St. John Arena isn’t just another campus building. It’s a cornerstone of the greatness that is Ohio State athletics. It housed our men’s basketball program’s lone national championship team. It carries so much more significance than the name “Building 076,” its identification number marked on campus maps, could ever give it.
I, along with thousands of other students before and after me, spent one of my first days on campus inside its hallowed walls at convocation freshman year. I watched my brother receive his OSU diploma there when I was younger. I took my dad there for last year’s Skull Session prior to the football game versus Purdue. It has long provided the backdrop when ESPN’s College GameDay comes to town.
Without a doubt, I am one of many who share cherished memories of the 57-year-old building; which is exactly why the news of its demolition is so hard to digest.
Last November, the university announced that a $10 million gift from businessman Sam Covelli would pave the way for a new 4,000-seat facility, named Covelli Arena, to replace St. John Arena. Covelli, the CEO of Covelli Enterprises in Warren, Ohio, is the largest franchisee of Panera Bread in the United States.
According to a release from OSU, the arena will be a meeting place for roughly 13,000 participants in Department of Athletics’ camps each year. It will also house seven varsity sports including volleyball, gymnastics, fencing and wrestling. Despite all these new additions, I will still miss the old building.
If they choose to, I am willing to put money on the thought that the athletic department could auction off every last wooden seat in the place prior to demolition.
This news of the impending destruction comes as no surprise, because nothing does anymore when it comes to our athletic department’s greed for money (see: Gator Bowl, 2012).
I understand that new facilities with vamped up amenities attract the nation’s best athletes. I’m totally fine with moving those sports that will call Covelli Arena home. But what I don’t understand is why St. John has to come to the ground.

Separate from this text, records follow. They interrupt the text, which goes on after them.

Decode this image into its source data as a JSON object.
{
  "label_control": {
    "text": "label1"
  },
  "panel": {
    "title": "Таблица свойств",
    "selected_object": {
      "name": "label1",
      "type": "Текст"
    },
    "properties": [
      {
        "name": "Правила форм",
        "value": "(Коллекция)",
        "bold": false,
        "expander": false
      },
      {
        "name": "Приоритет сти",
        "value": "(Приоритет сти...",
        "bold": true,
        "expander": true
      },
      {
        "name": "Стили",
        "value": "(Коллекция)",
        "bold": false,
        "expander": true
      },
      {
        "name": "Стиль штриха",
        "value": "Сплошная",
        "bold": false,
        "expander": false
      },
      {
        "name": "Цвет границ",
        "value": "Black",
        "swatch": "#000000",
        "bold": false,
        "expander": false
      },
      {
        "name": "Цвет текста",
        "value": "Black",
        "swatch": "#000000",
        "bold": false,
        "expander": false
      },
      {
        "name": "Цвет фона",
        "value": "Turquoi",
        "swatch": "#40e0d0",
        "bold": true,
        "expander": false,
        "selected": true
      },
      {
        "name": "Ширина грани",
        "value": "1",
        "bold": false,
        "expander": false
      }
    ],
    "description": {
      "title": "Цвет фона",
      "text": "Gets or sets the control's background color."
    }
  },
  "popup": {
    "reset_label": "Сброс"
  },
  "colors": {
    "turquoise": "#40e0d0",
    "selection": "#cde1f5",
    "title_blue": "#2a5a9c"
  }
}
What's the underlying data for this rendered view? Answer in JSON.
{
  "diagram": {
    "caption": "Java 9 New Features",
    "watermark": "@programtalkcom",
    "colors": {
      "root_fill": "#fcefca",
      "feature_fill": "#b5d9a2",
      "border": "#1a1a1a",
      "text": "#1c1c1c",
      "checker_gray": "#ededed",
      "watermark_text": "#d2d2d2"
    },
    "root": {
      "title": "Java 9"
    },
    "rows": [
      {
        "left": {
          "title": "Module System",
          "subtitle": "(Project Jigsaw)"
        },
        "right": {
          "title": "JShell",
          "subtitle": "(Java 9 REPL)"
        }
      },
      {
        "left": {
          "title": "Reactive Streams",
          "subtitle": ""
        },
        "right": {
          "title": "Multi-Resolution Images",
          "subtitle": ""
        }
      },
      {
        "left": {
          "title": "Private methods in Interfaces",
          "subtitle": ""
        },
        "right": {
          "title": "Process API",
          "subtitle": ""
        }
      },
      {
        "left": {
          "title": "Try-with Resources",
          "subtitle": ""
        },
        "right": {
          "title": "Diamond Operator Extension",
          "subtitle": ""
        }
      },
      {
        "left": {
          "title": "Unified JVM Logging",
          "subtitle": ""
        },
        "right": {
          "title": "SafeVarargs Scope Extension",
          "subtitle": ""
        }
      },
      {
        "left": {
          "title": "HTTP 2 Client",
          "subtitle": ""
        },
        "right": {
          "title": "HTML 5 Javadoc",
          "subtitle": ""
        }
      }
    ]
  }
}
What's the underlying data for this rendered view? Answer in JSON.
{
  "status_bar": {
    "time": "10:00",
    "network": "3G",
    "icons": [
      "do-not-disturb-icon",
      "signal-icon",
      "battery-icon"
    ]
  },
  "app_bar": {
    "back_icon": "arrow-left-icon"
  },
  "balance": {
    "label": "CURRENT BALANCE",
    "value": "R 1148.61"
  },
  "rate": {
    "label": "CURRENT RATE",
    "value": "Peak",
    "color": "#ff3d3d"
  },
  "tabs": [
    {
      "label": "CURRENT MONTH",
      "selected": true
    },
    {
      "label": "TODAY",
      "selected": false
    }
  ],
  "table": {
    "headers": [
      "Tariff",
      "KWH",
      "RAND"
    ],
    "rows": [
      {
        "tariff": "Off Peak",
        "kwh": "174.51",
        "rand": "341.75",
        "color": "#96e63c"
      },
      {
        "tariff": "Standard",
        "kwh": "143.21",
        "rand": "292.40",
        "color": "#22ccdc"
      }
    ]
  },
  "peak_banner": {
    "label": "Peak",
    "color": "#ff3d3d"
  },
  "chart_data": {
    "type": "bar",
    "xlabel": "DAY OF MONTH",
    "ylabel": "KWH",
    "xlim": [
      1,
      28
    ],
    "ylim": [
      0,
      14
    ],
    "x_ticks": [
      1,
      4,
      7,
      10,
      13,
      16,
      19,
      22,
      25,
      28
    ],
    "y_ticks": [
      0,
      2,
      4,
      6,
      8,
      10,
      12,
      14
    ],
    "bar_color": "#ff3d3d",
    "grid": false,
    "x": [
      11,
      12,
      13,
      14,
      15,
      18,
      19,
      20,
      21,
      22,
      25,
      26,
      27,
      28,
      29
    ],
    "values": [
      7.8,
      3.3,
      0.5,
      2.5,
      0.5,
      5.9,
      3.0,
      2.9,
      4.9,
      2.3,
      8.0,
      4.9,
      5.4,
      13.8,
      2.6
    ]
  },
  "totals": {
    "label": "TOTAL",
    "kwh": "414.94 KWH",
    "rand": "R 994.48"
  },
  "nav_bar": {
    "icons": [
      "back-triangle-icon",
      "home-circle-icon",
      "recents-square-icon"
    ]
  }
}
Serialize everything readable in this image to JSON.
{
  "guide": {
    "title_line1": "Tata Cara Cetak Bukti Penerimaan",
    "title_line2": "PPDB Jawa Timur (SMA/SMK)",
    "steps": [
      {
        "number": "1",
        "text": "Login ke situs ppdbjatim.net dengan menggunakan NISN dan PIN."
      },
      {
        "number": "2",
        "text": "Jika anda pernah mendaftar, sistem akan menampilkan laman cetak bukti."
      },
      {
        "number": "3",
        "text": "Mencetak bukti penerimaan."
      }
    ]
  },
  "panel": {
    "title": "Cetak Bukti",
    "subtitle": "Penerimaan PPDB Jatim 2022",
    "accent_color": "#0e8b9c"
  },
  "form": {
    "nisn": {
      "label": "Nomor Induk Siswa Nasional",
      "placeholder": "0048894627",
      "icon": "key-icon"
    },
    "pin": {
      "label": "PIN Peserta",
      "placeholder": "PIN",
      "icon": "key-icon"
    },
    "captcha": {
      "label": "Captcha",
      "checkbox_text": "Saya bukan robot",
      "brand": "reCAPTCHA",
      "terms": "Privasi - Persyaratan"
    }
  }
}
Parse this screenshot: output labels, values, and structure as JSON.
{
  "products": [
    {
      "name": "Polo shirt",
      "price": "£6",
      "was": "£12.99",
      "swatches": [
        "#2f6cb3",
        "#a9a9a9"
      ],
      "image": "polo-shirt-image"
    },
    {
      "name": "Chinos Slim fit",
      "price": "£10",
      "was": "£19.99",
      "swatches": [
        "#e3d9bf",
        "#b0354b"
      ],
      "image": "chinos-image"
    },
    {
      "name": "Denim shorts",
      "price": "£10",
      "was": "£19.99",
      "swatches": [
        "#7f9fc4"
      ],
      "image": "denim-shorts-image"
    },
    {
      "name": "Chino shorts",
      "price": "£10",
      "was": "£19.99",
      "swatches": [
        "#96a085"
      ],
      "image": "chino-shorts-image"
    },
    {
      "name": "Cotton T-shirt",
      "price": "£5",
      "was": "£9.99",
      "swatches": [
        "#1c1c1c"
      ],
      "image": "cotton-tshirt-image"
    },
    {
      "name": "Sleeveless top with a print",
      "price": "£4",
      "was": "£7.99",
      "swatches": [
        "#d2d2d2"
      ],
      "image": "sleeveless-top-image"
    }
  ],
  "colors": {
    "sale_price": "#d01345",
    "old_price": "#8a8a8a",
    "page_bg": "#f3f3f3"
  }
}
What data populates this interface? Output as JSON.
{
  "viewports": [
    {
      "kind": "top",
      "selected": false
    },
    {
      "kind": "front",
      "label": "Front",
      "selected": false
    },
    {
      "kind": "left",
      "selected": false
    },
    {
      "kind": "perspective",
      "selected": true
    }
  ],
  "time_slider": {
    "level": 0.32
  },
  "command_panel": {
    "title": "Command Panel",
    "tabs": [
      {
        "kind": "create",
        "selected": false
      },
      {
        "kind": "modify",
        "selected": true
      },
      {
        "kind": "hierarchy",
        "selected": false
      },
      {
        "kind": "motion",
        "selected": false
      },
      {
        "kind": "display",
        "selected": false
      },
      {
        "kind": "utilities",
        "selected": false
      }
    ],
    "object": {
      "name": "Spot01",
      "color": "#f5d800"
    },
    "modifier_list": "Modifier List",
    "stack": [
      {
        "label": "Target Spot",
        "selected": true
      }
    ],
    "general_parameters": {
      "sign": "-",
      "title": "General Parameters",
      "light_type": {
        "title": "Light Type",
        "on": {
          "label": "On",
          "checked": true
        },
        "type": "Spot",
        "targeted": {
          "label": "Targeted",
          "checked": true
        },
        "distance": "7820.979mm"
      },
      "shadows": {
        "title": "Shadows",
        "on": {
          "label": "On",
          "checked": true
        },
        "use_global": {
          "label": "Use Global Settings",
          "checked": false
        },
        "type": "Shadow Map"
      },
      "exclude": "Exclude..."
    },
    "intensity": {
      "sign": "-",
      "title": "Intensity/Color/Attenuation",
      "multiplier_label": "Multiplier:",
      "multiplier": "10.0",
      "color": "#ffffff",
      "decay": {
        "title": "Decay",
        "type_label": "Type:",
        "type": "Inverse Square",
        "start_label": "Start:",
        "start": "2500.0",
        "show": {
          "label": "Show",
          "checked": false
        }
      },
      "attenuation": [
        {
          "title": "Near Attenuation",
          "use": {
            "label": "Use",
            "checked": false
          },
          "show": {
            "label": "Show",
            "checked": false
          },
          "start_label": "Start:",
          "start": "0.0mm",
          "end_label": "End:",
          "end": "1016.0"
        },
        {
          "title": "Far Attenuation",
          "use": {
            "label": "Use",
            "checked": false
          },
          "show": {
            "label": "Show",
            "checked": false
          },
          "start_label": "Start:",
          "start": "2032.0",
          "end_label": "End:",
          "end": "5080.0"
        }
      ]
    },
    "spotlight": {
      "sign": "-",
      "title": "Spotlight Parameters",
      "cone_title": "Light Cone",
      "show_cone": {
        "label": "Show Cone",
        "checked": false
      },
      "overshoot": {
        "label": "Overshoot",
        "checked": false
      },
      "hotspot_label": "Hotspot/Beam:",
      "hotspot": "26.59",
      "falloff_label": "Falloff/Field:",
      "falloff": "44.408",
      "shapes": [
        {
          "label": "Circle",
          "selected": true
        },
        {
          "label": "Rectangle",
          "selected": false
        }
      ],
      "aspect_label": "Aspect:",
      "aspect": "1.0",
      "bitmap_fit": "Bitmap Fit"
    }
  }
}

The university could still use it for any number of pursuits, including a physical hall of fame, office space or rec sports. My guess is E. Gordon Gee, who was president at the time when the announcement was made and frequently pushed to make students live on campus for two years, saw no way to convert it into student housing and decided to tear it down.
It’ll be a sad day for this campus when the button is pushed to demolish St. John Arena in late 2014 or early 2015. I’m still recovering from watching Riverfront Stadium, home of my childhood Cincinnati Reds, implode one cold Sunday morning in December of 2002.
So make sure you take a step inside St. John Arena this year. Take pictures, watch a volleyball match, breathe in its historic building mustiness and above all, remember its importance to this great university.